The CMA contains numerous and complex amendments, some of which are highlighted here.

Owners’ rights

The CMA increases a copyright holder’s rights in a digital environment. Copyright owners are now provided with the exclusive right to authorize or prohibit their works from being made available for dissemination on the Internet. Copyright holders of photographs and portraits benefit from new provisions recognizing that communication of a copyrighted work by telecommunication includes making such works available through interactive means.

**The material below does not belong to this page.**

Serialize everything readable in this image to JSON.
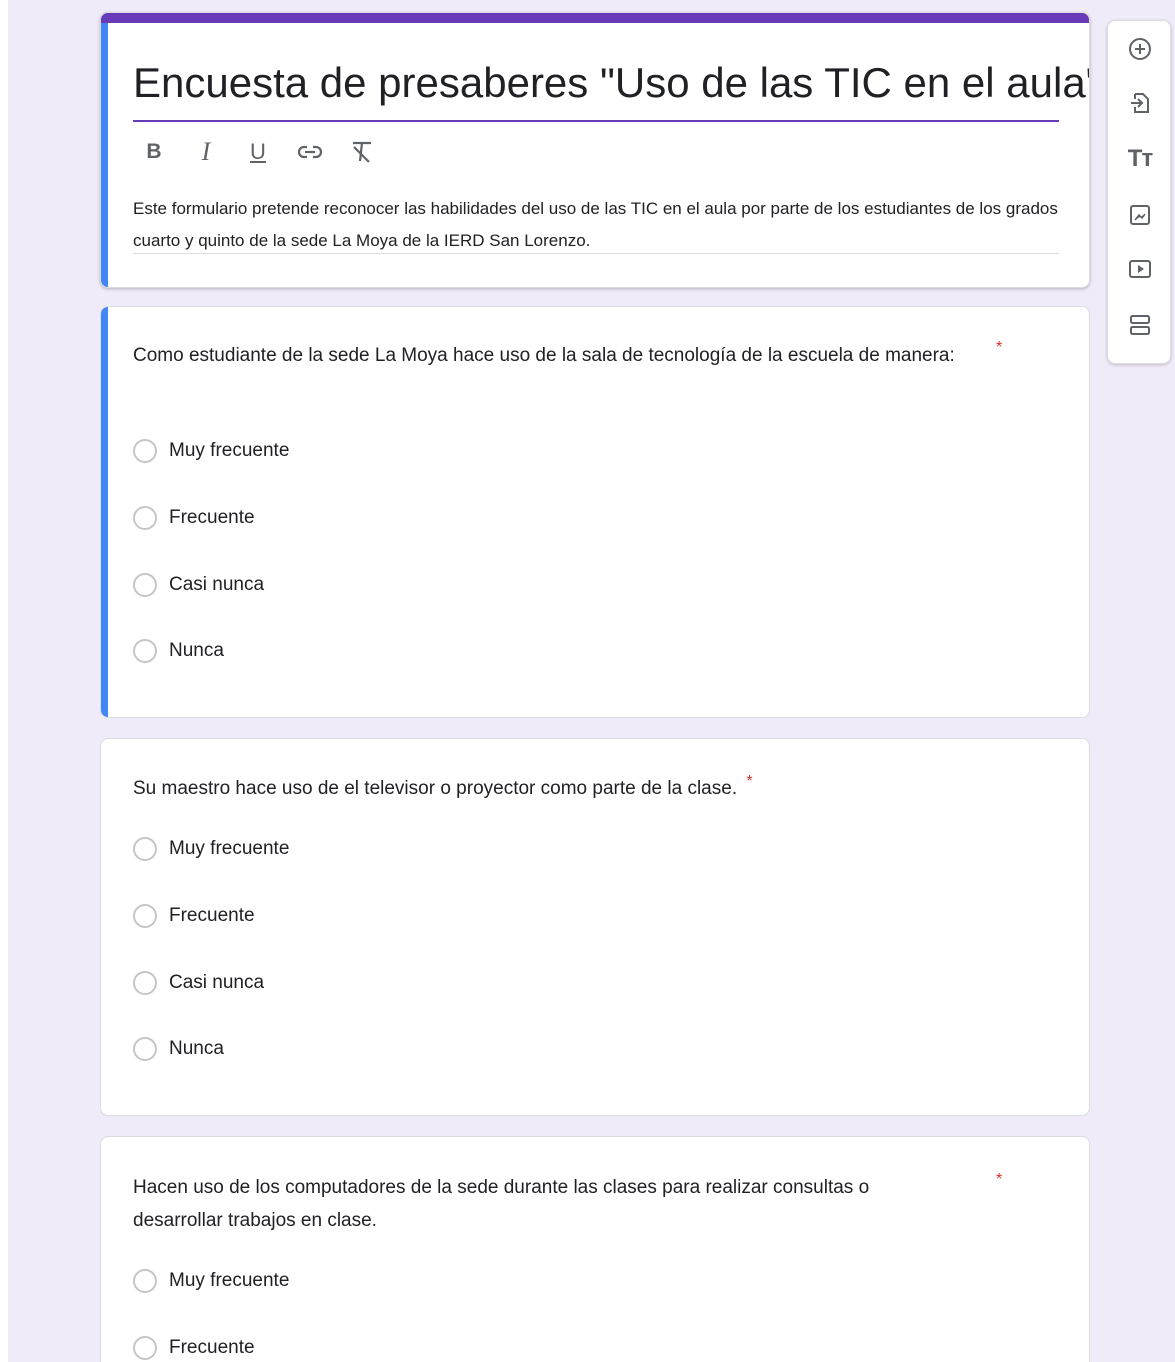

The CMA also grants exclusive rights to performers and makers of sound recordings to make their recordings available to the public over the Internet and to sell or transfer ownership in physical recordings.

The new changes also grant performers the right to protect the integrity of recorded works and to have them attributed or not (typically known as “moral rights”). Under the CMA, photographers and painters are deemed to own copyright in commissioned works, in contrast to the previous copyright regime where the first copyright owner of a photograph or painting was deemed to be the person who commissioned the work unless the parties had entered into an agreement to the contrary.

Technical protection measures and anti-pirating measures

The CMA introduces provisions that prohibit the removal of, or tampering with, technical protection measures (TPMs, also commonly known as “digital locks”) and new measures that allow copyright holders to pursue IP “pirates.” TPMs may be built into digital music, DVDs, software, video games, websites with online subscription services and other media and technology products to protect the underlying work from unauthorized copying. The CMA attributes liability to persons who set up services to enable infringement of copyright materials or market or distribute TPM-circumvention tools such as digital lock-cracking software.

Other new anti-pirating measures in the CMA allow content owners to access data through ISPs, and to sue those who facilitate pirating, such as peer-to-peer file sharing sites.


Users’ rights

The CMA adds a number of provisions that recognize users’ rights as balanced against owners’ rights, including expanding the fair dealing exception for copyright infringement to allow for copyrighted materials to be used for educational purposes, parody or satire. The CMA also permits educational institutions, museums, libraries and archives, subject to limitations, to make and distribute electronic copies of course materials, books and other protected works.

In relation to TPMs, the CMA allows for certain exceptions to its anti-TPM circumvention provisions, including for the purposes of law enforcement and national security, preventing the collection or use of personal information, computer systems or network security and making works accessible to persons with perceptual disabilities.

Under the amendments, ISPs are not liable for infringement by their customers when performing services relating to the operation of their sites, such as caching. ISPs are also required to implement a “notice and notice” regime, where the copyright holder may send notice of alleged infringement to the ISP, which must then forward the notice to the relevant customer and retain identification records. The ISP need not “take down” the content, nor does it need to identify the customer unless there is a court order to do so.

Similarly, search engines may make copies of copyright material necessary for technical operation. They are only liable in the case of an injunction against reproduction after notice has been given. Additionally, a website operator is not liable for infringement for providing digital memory to a person to store infringing copies unless that operator knows of a court decision that holds that such person is indeed infringing.

As a result of the CMA, both Canadian copyright owners and users benefit from expanded rights and protections in the digital age. Due to the number and complexity of amendments introduced under the CMA, copyright owners, users and intermediaries in Canada are advised to become familiar with its provisions.


Note: The author would like to acknowledge the contribution of Janice Wu, an articling student with Blake, Cassels & Graydon LLP, to this article.